Task to complete
Below are records that must be duplicated exactly.

Dataset extract
···

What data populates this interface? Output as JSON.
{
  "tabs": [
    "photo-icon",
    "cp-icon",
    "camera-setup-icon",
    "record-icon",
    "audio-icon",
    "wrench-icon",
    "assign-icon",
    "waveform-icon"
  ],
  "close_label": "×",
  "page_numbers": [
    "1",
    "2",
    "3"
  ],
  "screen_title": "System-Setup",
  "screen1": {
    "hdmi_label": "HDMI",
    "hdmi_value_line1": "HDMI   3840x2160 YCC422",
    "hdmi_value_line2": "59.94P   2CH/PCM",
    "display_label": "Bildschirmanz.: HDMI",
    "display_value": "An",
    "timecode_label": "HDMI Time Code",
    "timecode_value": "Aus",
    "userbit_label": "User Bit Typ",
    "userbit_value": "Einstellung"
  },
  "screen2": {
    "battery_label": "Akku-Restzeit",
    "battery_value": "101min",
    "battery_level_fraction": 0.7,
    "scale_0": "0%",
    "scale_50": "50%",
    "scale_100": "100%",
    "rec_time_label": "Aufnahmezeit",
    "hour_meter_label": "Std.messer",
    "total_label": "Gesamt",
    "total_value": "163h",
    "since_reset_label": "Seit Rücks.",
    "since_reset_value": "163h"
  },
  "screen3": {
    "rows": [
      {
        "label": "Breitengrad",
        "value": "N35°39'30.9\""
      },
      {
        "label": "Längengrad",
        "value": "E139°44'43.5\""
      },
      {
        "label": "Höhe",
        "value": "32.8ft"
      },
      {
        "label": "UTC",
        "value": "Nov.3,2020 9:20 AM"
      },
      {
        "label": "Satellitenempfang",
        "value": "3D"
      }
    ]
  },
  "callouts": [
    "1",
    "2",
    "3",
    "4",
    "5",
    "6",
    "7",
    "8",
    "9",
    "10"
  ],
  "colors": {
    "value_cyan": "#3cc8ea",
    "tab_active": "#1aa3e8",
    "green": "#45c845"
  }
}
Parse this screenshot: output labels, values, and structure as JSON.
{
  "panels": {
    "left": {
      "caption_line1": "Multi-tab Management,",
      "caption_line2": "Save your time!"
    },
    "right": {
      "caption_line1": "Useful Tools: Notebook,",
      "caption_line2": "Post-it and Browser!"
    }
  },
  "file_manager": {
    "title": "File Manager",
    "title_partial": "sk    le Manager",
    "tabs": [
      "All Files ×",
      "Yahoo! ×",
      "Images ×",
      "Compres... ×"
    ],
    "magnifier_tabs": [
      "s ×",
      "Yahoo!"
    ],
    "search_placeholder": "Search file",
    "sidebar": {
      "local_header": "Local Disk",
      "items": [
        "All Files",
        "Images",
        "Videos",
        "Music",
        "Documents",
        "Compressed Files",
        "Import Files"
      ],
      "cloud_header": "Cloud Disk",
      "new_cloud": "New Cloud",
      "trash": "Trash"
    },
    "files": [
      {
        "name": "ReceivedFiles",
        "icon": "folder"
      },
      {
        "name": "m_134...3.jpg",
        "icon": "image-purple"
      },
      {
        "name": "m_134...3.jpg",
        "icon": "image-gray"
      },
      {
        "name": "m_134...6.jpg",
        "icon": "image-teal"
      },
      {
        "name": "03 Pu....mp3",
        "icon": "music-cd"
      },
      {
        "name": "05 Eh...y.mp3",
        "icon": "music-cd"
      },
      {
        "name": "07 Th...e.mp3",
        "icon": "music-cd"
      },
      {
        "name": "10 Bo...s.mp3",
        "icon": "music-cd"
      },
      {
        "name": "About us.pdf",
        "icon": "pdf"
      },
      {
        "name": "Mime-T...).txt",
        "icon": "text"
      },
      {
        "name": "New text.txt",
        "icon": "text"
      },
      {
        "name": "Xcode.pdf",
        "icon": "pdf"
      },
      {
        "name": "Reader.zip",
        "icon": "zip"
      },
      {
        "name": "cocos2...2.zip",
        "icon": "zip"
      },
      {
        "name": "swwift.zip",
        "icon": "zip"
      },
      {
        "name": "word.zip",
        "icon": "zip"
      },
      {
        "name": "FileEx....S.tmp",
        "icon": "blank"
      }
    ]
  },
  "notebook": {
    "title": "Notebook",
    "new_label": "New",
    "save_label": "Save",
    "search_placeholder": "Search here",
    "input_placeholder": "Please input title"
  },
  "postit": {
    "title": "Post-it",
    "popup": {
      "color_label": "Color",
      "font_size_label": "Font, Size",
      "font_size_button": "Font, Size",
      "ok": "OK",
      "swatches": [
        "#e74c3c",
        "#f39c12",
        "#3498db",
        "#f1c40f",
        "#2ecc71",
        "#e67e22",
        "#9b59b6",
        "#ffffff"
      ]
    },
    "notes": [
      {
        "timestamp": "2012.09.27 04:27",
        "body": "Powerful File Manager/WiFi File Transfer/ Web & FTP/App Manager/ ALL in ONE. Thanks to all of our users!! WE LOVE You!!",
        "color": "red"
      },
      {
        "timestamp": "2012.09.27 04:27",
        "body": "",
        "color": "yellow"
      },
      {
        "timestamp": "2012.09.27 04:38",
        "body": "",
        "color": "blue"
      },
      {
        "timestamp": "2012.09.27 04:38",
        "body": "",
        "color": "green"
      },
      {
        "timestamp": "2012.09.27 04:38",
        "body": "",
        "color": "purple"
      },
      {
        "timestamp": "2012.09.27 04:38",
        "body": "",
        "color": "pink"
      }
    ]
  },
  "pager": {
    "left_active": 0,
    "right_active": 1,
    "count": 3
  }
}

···

Result of the task
What data populates this interface? Output as JSON.
{
  "tabs": [
    "photo-icon",
    "cp-icon",
    "camera-setup-icon",
    "record-icon",
    "audio-icon",
    "wrench-icon",
    "assign-icon",
    "waveform-icon"
  ],
  "close_label": "×",
  "page_numbers": [
    "1",
    "2",
    "3"
  ],
  "screen_title": "System-Setup",
  "screen1": {
    "hdmi_label": "HDMI",
    "hdmi_value_line1": "HDMI   3840x2160 YCC422",
    "hdmi_value_line2": "59.94P   2CH/PCM",
    "display_label": "Bildschirmanz.: HDMI",
    "display_value": "An",
    "timecode_label": "HDMI Time Code",
    "timecode_value": "Aus",
    "userbit_label": "User Bit Typ",
    "userbit_value": "Einstellung"
  },
  "screen2": {
    "battery_label": "Akku-Restzeit",
    "battery_value": "101min",
    "battery_level_fraction": 0.7,
    "scale_0": "0%",
    "scale_50": "50%",
    "scale_100": "100%",
    "rec_time_label": "Aufnahmezeit",
    "hour_meter_label": "Std.messer",
    "total_label": "Gesamt",
    "total_value": "163h",
    "since_reset_label": "Seit Rücks.",
    "since_reset_value": "163h"
  },
  "screen3": {
    "rows": [
      {
        "label": "Breitengrad",
        "value": "N35°39'30.9\""
      },
      {
        "label": "Längengrad",
        "value": "E139°44'43.5\""
      },
      {
        "label": "Höhe",
        "value": "32.8ft"
      },
      {
        "label": "UTC",
        "value": "Nov.3,2020 9:20 AM"
      },
      {
        "label": "Satellitenempfang",
        "value": "3D"
      }
    ]
  },
  "callouts": [
    "1",
    "2",
    "3",
    "4",
    "5",
    "6",
    "7",
    "8",
    "9",
    "10"
  ],
  "colors": {
    "value_cyan": "#3cc8ea",
    "tab_active": "#1aa3e8",
    "green": "#45c845"
  }
}
Parse this screenshot: output labels, values, and structure as JSON.
{
  "panels": {
    "left": {
      "caption_line1": "Multi-tab Management,",
      "caption_line2": "Save your time!"
    },
    "right": {
      "caption_line1": "Useful Tools: Notebook,",
      "caption_line2": "Post-it and Browser!"
    }
  },
  "file_manager": {
    "title": "File Manager",
    "title_partial": "sk    le Manager",
    "tabs": [
      "All Files ×",
      "Yahoo! ×",
      "Images ×",
      "Compres... ×"
    ],
    "magnifier_tabs": [
      "s ×",
      "Yahoo!"
    ],
    "search_placeholder": "Search file",
    "sidebar": {
      "local_header": "Local Disk",
      "items": [
        "All Files",
        "Images",
        "Videos",
        "Music",
        "Documents",
        "Compressed Files",
        "Import Files"
      ],
      "cloud_header": "Cloud Disk",
      "new_cloud": "New Cloud",
      "trash": "Trash"
    },
    "files": [
      {
        "name": "ReceivedFiles",
        "icon": "folder"
      },
      {
        "name": "m_134...3.jpg",
        "icon": "image-purple"
      },
      {
        "name": "m_134...3.jpg",
        "icon": "image-gray"
      },
      {
        "name": "m_134...6.jpg",
        "icon": "image-teal"
      },
      {
        "name": "03 Pu....mp3",
        "icon": "music-cd"
      },
      {
        "name": "05 Eh...y.mp3",
        "icon": "music-cd"
      },
      {
        "name": "07 Th...e.mp3",
        "icon": "music-cd"
      },
      {
        "name": "10 Bo...s.mp3",
        "icon": "music-cd"
      },
      {
        "name": "About us.pdf",
        "icon": "pdf"
      },
      {
        "name": "Mime-T...).txt",
        "icon": "text"
      },
      {
        "name": "New text.txt",
        "icon": "text"
      },
      {
        "name": "Xcode.pdf",
        "icon": "pdf"
      },
      {
        "name": "Reader.zip",
        "icon": "zip"
      },
      {
        "name": "cocos2...2.zip",
        "icon": "zip"
      },
      {
        "name": "swwift.zip",
        "icon": "zip"
      },
      {
        "name": "word.zip",
        "icon": "zip"
      },
      {
        "name": "FileEx....S.tmp",
        "icon": "blank"
      }
    ]
  },
  "notebook": {
    "title": "Notebook",
    "new_label": "New",
    "save_label": "Save",
    "search_placeholder": "Search here",
    "input_placeholder": "Please input title"
  },
  "postit": {
    "title": "Post-it",
    "popup": {
      "color_label": "Color",
      "font_size_label": "Font, Size",
      "font_size_button": "Font, Size",
      "ok": "OK",
      "swatches": [
        "#e74c3c",
        "#f39c12",
        "#3498db",
        "#f1c40f",
        "#2ecc71",
        "#e67e22",
        "#9b59b6",
        "#ffffff"
      ]
    },
    "notes": [
      {
        "timestamp": "2012.09.27 04:27",
        "body": "Powerful File Manager/WiFi File Transfer/ Web & FTP/App Manager/ ALL in ONE. Thanks to all of our users!! WE LOVE You!!",
        "color": "red"
      },
      {
        "timestamp": "2012.09.27 04:27",
        "body": "",
        "color": "yellow"
      },
      {
        "timestamp": "2012.09.27 04:38",
        "body": "",
        "color": "blue"
      },
      {
        "timestamp": "2012.09.27 04:38",
        "body": "",
        "color": "green"
      },
      {
        "timestamp": "2012.09.27 04:38",
        "body": "",
        "color": "purple"
      },
      {
        "timestamp": "2012.09.27 04:38",
        "body": "",
        "color": "pink"
      }
    ]
  },
  "pager": {
    "left_active": 0,
    "right_active": 1,
    "count": 3
  }
}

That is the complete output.